Sometimes at night you can see the clouds, their low-hanging underbellies lit by the city's glow. And you can just tell from their shape and color, from the staccato rhythm of the tree limbs shimmying in the wind gusts, that a storm is about to break.
Last night as I was coaching the kids through the bedtime routine the windowpanes suddenly groaned and the front door trembled for a moment on its hinges. I moved to an upstairs window. The night sky was dropping, the clouds swirled, and then they lit up from above and beneath and inside themselves all at the same time, like electric witch's brew.
I helped Violet brush her teeth. Rain started, first a rumor against the roof, then suddenly a roar. I tucked the kids into bed while outside the falling water whipped the world in waves. Lightning pulsed harsh and pale, otherwordly strobe lights on the terra cotta red roof tiles. I read a book in my favorite chair in my dark bedroom beside a warm, orange lamp as thunder tried to punch a hole through the night.
After awhile I got up to check on the kids, and there they were, all fast asleep, while thunder peals pounded against the walls and lightning flash-bulbed through the windows and across their smooth faces. Children of the stormy tropics, they have become. Storms that would've made younger versions of Abu Halen wet his pants don't faze these fierce-electrical-storm-resistant munchkins.
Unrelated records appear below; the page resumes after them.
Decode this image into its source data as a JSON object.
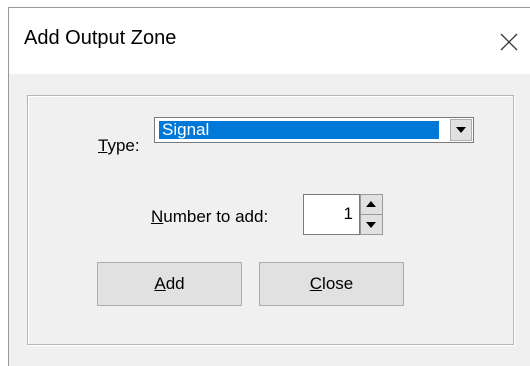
{
  "dialog": {
    "title": "Add Output Zone",
    "type_label_u": "T",
    "type_label_rest": "ype:",
    "type_value": "Signal",
    "number_label_u": "N",
    "number_label_rest": "umber to add:",
    "number_value": "1",
    "add_u": "A",
    "add_rest": "dd",
    "close_u": "C",
    "close_rest": "lose"
  }
}
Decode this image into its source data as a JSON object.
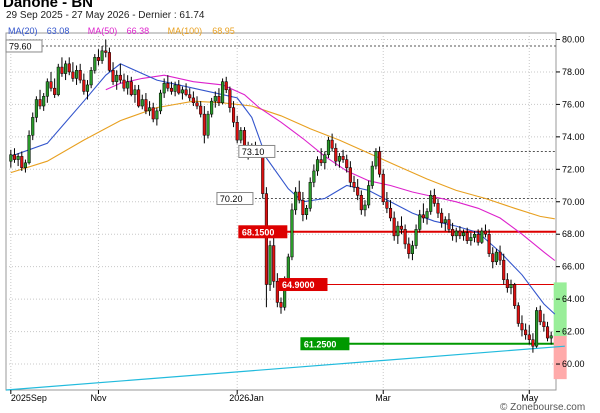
{
  "header": {
    "title": "Danone - BN",
    "subtitle": "29 Sep 2025 - 27 May 2026 - Dernier : 61.74"
  },
  "legend": [
    {
      "name": "MA(20)",
      "value": "63.08",
      "color": "#3355cc"
    },
    {
      "name": "MA(50)",
      "value": "66.38",
      "color": "#dd22cc"
    },
    {
      "name": "MA(100)",
      "value": "68.95",
      "color": "#e8a020"
    }
  ],
  "watermark": "© Zonebourse.com",
  "chart_data": {
    "type": "candlestick",
    "title": "Danone - BN",
    "y_axis": {
      "min": 58.4,
      "max": 80.4,
      "ticks": [
        "60.00",
        "62.00",
        "64.00",
        "66.00",
        "68.00",
        "70.00",
        "72.00",
        "74.00",
        "76.00",
        "78.00",
        "80.00"
      ],
      "position": "right"
    },
    "x_axis": {
      "labels": [
        "2025Sep",
        "Nov",
        "2026Jan",
        "Mar",
        "May"
      ],
      "label_index": [
        0,
        24,
        62,
        102,
        142
      ]
    },
    "ohlc": [
      [
        72.5,
        73.2,
        72.1,
        72.9
      ],
      [
        72.9,
        73.3,
        72.4,
        72.6
      ],
      [
        72.6,
        73.0,
        72.2,
        72.8
      ],
      [
        72.8,
        73.1,
        71.9,
        72.1
      ],
      [
        72.1,
        72.6,
        71.8,
        72.4
      ],
      [
        72.4,
        74.4,
        72.3,
        74.1
      ],
      [
        74.1,
        75.5,
        73.8,
        75.2
      ],
      [
        75.2,
        76.5,
        74.9,
        76.3
      ],
      [
        76.3,
        76.9,
        75.7,
        75.9
      ],
      [
        75.9,
        76.7,
        75.6,
        76.5
      ],
      [
        76.5,
        77.6,
        76.1,
        77.4
      ],
      [
        77.4,
        78.0,
        76.8,
        77.0
      ],
      [
        77.0,
        77.6,
        76.4,
        76.6
      ],
      [
        76.6,
        78.5,
        76.5,
        78.3
      ],
      [
        78.3,
        78.9,
        77.7,
        77.9
      ],
      [
        77.9,
        78.7,
        77.5,
        78.5
      ],
      [
        78.5,
        78.9,
        77.8,
        78.0
      ],
      [
        78.0,
        78.6,
        77.4,
        77.6
      ],
      [
        77.6,
        78.4,
        77.2,
        78.1
      ],
      [
        78.1,
        78.5,
        77.3,
        77.5
      ],
      [
        77.5,
        77.9,
        76.6,
        76.8
      ],
      [
        76.8,
        77.5,
        76.3,
        77.2
      ],
      [
        77.2,
        78.3,
        77.0,
        78.1
      ],
      [
        78.1,
        79.1,
        77.9,
        78.9
      ],
      [
        78.9,
        79.4,
        78.4,
        78.7
      ],
      [
        78.7,
        79.6,
        78.5,
        79.3
      ],
      [
        79.3,
        80.0,
        78.9,
        79.2
      ],
      [
        79.2,
        79.5,
        78.0,
        78.1
      ],
      [
        78.1,
        78.6,
        77.2,
        77.4
      ],
      [
        77.4,
        78.1,
        76.9,
        77.8
      ],
      [
        77.8,
        78.5,
        77.3,
        77.5
      ],
      [
        77.5,
        77.9,
        76.8,
        77.0
      ],
      [
        77.0,
        77.8,
        76.6,
        77.4
      ],
      [
        77.4,
        77.7,
        76.5,
        76.6
      ],
      [
        76.6,
        77.2,
        76.1,
        76.9
      ],
      [
        76.9,
        77.2,
        75.8,
        75.9
      ],
      [
        75.9,
        76.6,
        75.7,
        76.3
      ],
      [
        76.3,
        76.7,
        75.4,
        75.6
      ],
      [
        75.6,
        76.2,
        75.3,
        75.8
      ],
      [
        75.8,
        76.1,
        74.9,
        75.1
      ],
      [
        75.1,
        75.8,
        74.7,
        75.6
      ],
      [
        75.6,
        76.9,
        75.4,
        76.7
      ],
      [
        76.7,
        77.6,
        76.4,
        77.3
      ],
      [
        77.3,
        77.8,
        76.8,
        77.0
      ],
      [
        77.0,
        77.4,
        76.6,
        76.8
      ],
      [
        76.8,
        77.4,
        76.5,
        77.2
      ],
      [
        77.2,
        77.5,
        76.6,
        76.7
      ],
      [
        76.7,
        77.1,
        76.3,
        76.9
      ],
      [
        76.9,
        77.3,
        76.5,
        76.6
      ],
      [
        76.6,
        77.0,
        76.2,
        76.4
      ],
      [
        76.4,
        76.8,
        75.9,
        76.1
      ],
      [
        76.1,
        76.5,
        75.7,
        75.9
      ],
      [
        75.9,
        76.2,
        75.2,
        75.4
      ],
      [
        75.4,
        75.9,
        73.6,
        74.1
      ],
      [
        74.1,
        75.6,
        73.9,
        75.4
      ],
      [
        75.4,
        76.4,
        75.2,
        76.2
      ],
      [
        76.2,
        76.8,
        75.8,
        76.5
      ],
      [
        76.5,
        77.0,
        75.9,
        76.1
      ],
      [
        76.1,
        77.6,
        76.0,
        77.4
      ],
      [
        77.4,
        77.7,
        76.7,
        76.9
      ],
      [
        76.9,
        77.1,
        75.5,
        75.8
      ],
      [
        75.8,
        76.2,
        74.6,
        74.9
      ],
      [
        74.9,
        75.3,
        73.6,
        73.8
      ],
      [
        73.8,
        74.6,
        73.6,
        74.4
      ],
      [
        74.4,
        74.6,
        73.1,
        73.3
      ],
      [
        73.3,
        73.7,
        72.6,
        73.1
      ],
      [
        73.1,
        73.6,
        72.8,
        73.4
      ],
      [
        73.4,
        73.7,
        72.9,
        73.0
      ],
      [
        73.0,
        73.3,
        72.7,
        72.9
      ],
      [
        72.9,
        73.1,
        70.2,
        70.5
      ],
      [
        70.5,
        70.9,
        63.5,
        64.9
      ],
      [
        64.9,
        67.6,
        64.5,
        67.3
      ],
      [
        67.3,
        67.8,
        64.7,
        65.1
      ],
      [
        65.1,
        65.6,
        63.5,
        63.8
      ],
      [
        63.8,
        64.1,
        63.1,
        63.5
      ],
      [
        63.5,
        65.4,
        63.3,
        65.1
      ],
      [
        65.1,
        66.8,
        64.9,
        66.6
      ],
      [
        66.6,
        69.9,
        66.4,
        69.5
      ],
      [
        69.5,
        70.9,
        69.2,
        70.6
      ],
      [
        70.6,
        71.3,
        69.9,
        70.1
      ],
      [
        70.1,
        70.6,
        68.8,
        69.2
      ],
      [
        69.2,
        69.8,
        68.9,
        69.6
      ],
      [
        69.6,
        71.5,
        69.4,
        71.2
      ],
      [
        71.2,
        72.3,
        70.9,
        71.9
      ],
      [
        71.9,
        72.8,
        71.6,
        72.6
      ],
      [
        72.6,
        73.3,
        72.2,
        72.4
      ],
      [
        72.4,
        73.1,
        72.0,
        72.9
      ],
      [
        72.9,
        74.0,
        72.7,
        73.8
      ],
      [
        73.8,
        74.2,
        73.1,
        73.3
      ],
      [
        73.3,
        73.6,
        72.2,
        72.5
      ],
      [
        72.5,
        73.0,
        72.1,
        72.8
      ],
      [
        72.8,
        73.2,
        72.4,
        72.6
      ],
      [
        72.6,
        72.9,
        71.8,
        72.1
      ],
      [
        72.1,
        72.5,
        70.9,
        71.2
      ],
      [
        71.2,
        71.6,
        70.6,
        70.9
      ],
      [
        70.9,
        71.4,
        70.1,
        70.4
      ],
      [
        70.4,
        70.7,
        69.2,
        69.5
      ],
      [
        69.5,
        70.1,
        69.1,
        69.8
      ],
      [
        69.8,
        71.3,
        69.6,
        71.0
      ],
      [
        71.0,
        72.5,
        70.8,
        72.2
      ],
      [
        72.2,
        73.3,
        72.0,
        73.1
      ],
      [
        73.1,
        73.4,
        71.5,
        71.7
      ],
      [
        71.7,
        72.0,
        69.8,
        70.0
      ],
      [
        70.0,
        70.6,
        69.3,
        69.6
      ],
      [
        69.6,
        70.1,
        68.8,
        69.0
      ],
      [
        69.0,
        69.4,
        67.6,
        67.9
      ],
      [
        67.9,
        68.8,
        67.4,
        68.5
      ],
      [
        68.5,
        69.1,
        68.0,
        68.3
      ],
      [
        68.3,
        68.6,
        67.1,
        67.4
      ],
      [
        67.4,
        67.8,
        66.5,
        66.8
      ],
      [
        66.8,
        67.6,
        66.4,
        67.3
      ],
      [
        67.3,
        68.6,
        67.1,
        68.3
      ],
      [
        68.3,
        69.5,
        68.1,
        69.2
      ],
      [
        69.2,
        69.9,
        68.7,
        69.0
      ],
      [
        69.0,
        69.6,
        68.6,
        69.4
      ],
      [
        69.4,
        70.7,
        69.2,
        70.4
      ],
      [
        70.4,
        70.8,
        69.7,
        69.9
      ],
      [
        69.9,
        70.2,
        69.0,
        69.3
      ],
      [
        69.3,
        69.6,
        68.4,
        68.7
      ],
      [
        68.7,
        69.1,
        68.2,
        68.9
      ],
      [
        68.9,
        69.3,
        68.1,
        68.3
      ],
      [
        68.3,
        68.7,
        67.6,
        67.9
      ],
      [
        67.9,
        68.4,
        67.5,
        68.2
      ],
      [
        68.2,
        68.5,
        67.7,
        67.9
      ],
      [
        67.9,
        68.3,
        67.6,
        68.1
      ],
      [
        68.1,
        68.4,
        67.4,
        67.6
      ],
      [
        67.6,
        68.1,
        67.3,
        67.8
      ],
      [
        67.8,
        68.2,
        67.5,
        68.0
      ],
      [
        68.0,
        68.3,
        67.3,
        67.5
      ],
      [
        67.5,
        68.4,
        67.4,
        68.2
      ],
      [
        68.2,
        68.6,
        67.8,
        68.0
      ],
      [
        68.0,
        68.3,
        66.6,
        66.8
      ],
      [
        66.8,
        67.2,
        65.9,
        66.3
      ],
      [
        66.3,
        67.1,
        66.1,
        66.9
      ],
      [
        66.9,
        67.3,
        66.1,
        66.4
      ],
      [
        66.4,
        66.8,
        64.9,
        65.2
      ],
      [
        65.2,
        65.6,
        64.4,
        64.7
      ],
      [
        64.7,
        65.2,
        64.3,
        64.9
      ],
      [
        64.9,
        65.0,
        63.4,
        63.6
      ],
      [
        63.6,
        63.8,
        62.3,
        62.5
      ],
      [
        62.5,
        63.0,
        61.7,
        62.1
      ],
      [
        62.1,
        62.5,
        61.5,
        61.8
      ],
      [
        61.8,
        62.4,
        61.2,
        61.5
      ],
      [
        61.5,
        61.9,
        60.7,
        61.1
      ],
      [
        61.1,
        63.5,
        61.0,
        63.3
      ],
      [
        63.3,
        63.6,
        62.4,
        62.6
      ],
      [
        62.6,
        63.1,
        62.0,
        62.3
      ],
      [
        62.3,
        62.6,
        61.4,
        61.6
      ],
      [
        61.6,
        62.0,
        61.2,
        61.74
      ]
    ],
    "ma20": [
      [
        0,
        72.8
      ],
      [
        10,
        73.6
      ],
      [
        20,
        76.2
      ],
      [
        26,
        77.8
      ],
      [
        30,
        78.5
      ],
      [
        40,
        77.5
      ],
      [
        50,
        77.0
      ],
      [
        62,
        76.4
      ],
      [
        66,
        75.2
      ],
      [
        70,
        72.7
      ],
      [
        76,
        70.8
      ],
      [
        80,
        70.0
      ],
      [
        86,
        70.2
      ],
      [
        92,
        71.0
      ],
      [
        98,
        70.7
      ],
      [
        104,
        70.0
      ],
      [
        110,
        69.3
      ],
      [
        116,
        68.8
      ],
      [
        122,
        68.5
      ],
      [
        128,
        68.1
      ],
      [
        134,
        66.9
      ],
      [
        140,
        65.5
      ],
      [
        146,
        63.7
      ],
      [
        149,
        63.08
      ]
    ],
    "ma50": [
      [
        26,
        76.9
      ],
      [
        30,
        77.3
      ],
      [
        36,
        77.6
      ],
      [
        42,
        77.8
      ],
      [
        50,
        77.4
      ],
      [
        58,
        77.2
      ],
      [
        64,
        76.6
      ],
      [
        68,
        75.8
      ],
      [
        74,
        74.9
      ],
      [
        80,
        73.9
      ],
      [
        86,
        72.8
      ],
      [
        92,
        71.9
      ],
      [
        98,
        71.3
      ],
      [
        104,
        71.0
      ],
      [
        110,
        70.6
      ],
      [
        116,
        70.3
      ],
      [
        122,
        70.0
      ],
      [
        128,
        69.6
      ],
      [
        134,
        69.0
      ],
      [
        140,
        68.0
      ],
      [
        146,
        66.9
      ],
      [
        149,
        66.38
      ]
    ],
    "ma100": [
      [
        0,
        71.8
      ],
      [
        10,
        72.5
      ],
      [
        20,
        73.8
      ],
      [
        30,
        75.0
      ],
      [
        40,
        75.8
      ],
      [
        50,
        76.2
      ],
      [
        58,
        76.1
      ],
      [
        66,
        75.9
      ],
      [
        74,
        75.3
      ],
      [
        82,
        74.5
      ],
      [
        90,
        73.8
      ],
      [
        98,
        73.0
      ],
      [
        106,
        72.2
      ],
      [
        114,
        71.4
      ],
      [
        122,
        70.7
      ],
      [
        130,
        70.2
      ],
      [
        138,
        69.6
      ],
      [
        145,
        69.1
      ],
      [
        149,
        68.95
      ]
    ],
    "trendline": {
      "from": [
        0,
        57.6
      ],
      "to": [
        149,
        61.1
      ],
      "color": "#22bbdd"
    },
    "horizontal_lines": [
      {
        "label": "79.60",
        "value": 79.6,
        "style": "dashed",
        "color": "#555555",
        "from": 0
      },
      {
        "label": "73.10",
        "value": 73.1,
        "style": "dashed",
        "color": "#555555",
        "from": 63
      },
      {
        "label": "70.20",
        "value": 70.2,
        "style": "dashed",
        "color": "#555555",
        "from": 57
      },
      {
        "label": "68.1500",
        "value": 68.15,
        "style": "solid",
        "color": "#dd0000",
        "from": 63,
        "thick": true
      },
      {
        "label": "64.9000",
        "value": 64.9,
        "style": "solid",
        "color": "#dd0000",
        "from": 74
      },
      {
        "label": "61.2500",
        "value": 61.25,
        "style": "solid",
        "color": "#009900",
        "from": 80,
        "thick": true
      }
    ],
    "target_zones": [
      {
        "from": 65.0,
        "to": 61.7,
        "color": "#99ee99"
      },
      {
        "from": 61.7,
        "to": 59.1,
        "color": "#ffaaaa"
      }
    ]
  }
}
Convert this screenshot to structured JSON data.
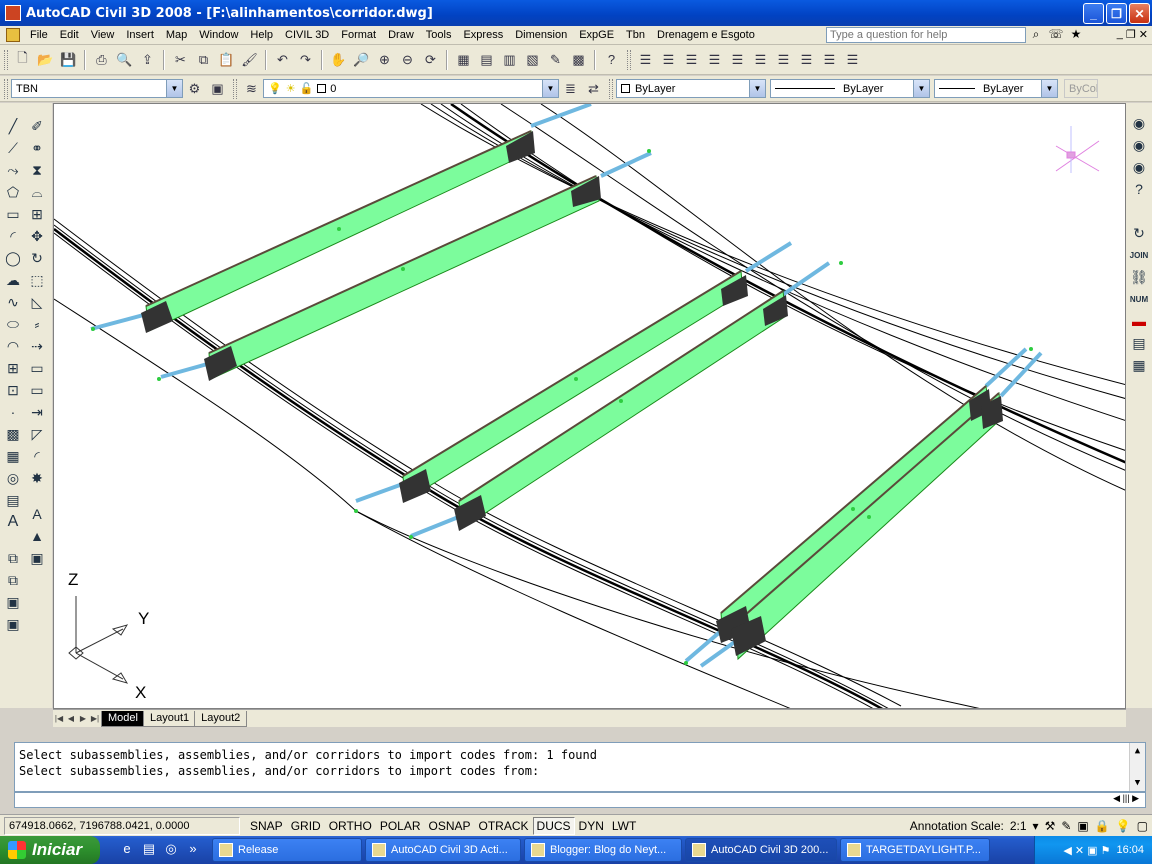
{
  "window": {
    "title": "AutoCAD Civil 3D 2008 - [F:\\alinhamentos\\corridor.dwg]"
  },
  "menu": [
    "File",
    "Edit",
    "View",
    "Insert",
    "Map",
    "Window",
    "Help",
    "CIVIL 3D",
    "Format",
    "Draw",
    "Tools",
    "Express",
    "Dimension",
    "ExpGE",
    "Tbn",
    "Drenagem e Esgoto"
  ],
  "help": {
    "placeholder": "Type a question for help"
  },
  "props": {
    "textstyle": "TBN",
    "layer": "0",
    "color": "ByLayer",
    "linetype": "ByLayer",
    "lineweight": "ByLayer",
    "plotstyle": "ByCol"
  },
  "ucs": {
    "z": "Z",
    "y": "Y",
    "x": "X"
  },
  "tabs": [
    "Model",
    "Layout1",
    "Layout2"
  ],
  "command": {
    "lines": [
      "Select subassemblies, assemblies, and/or corridors to import codes from: 1 found",
      "Select subassemblies, assemblies, and/or corridors to import codes from:"
    ]
  },
  "status": {
    "coords": "674918.0662, 7196788.0421, 0.0000",
    "buttons": [
      "SNAP",
      "GRID",
      "ORTHO",
      "POLAR",
      "OSNAP",
      "OTRACK",
      "DUCS",
      "DYN",
      "LWT"
    ],
    "annotation_label": "Annotation Scale:",
    "annotation_value": "2:1"
  },
  "taskbar": {
    "start": "Iniciar",
    "tasks": [
      "Release",
      "AutoCAD Civil 3D Acti...",
      "Blogger: Blog do Neyt...",
      "AutoCAD Civil 3D 200...",
      "TARGETDAYLIGHT.P..."
    ],
    "clock": "16:04"
  },
  "colors": {
    "corridor": "#7cfc9c",
    "road_blue": "#8ecae6",
    "asphalt": "#3a3a3a"
  }
}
I couldn't be more proud of them, or smitten with them. (And, to be clear, Abu Halen no longer wets his pants, for the most part, except when creepy and unexpected jacks-in-the-box are involved.)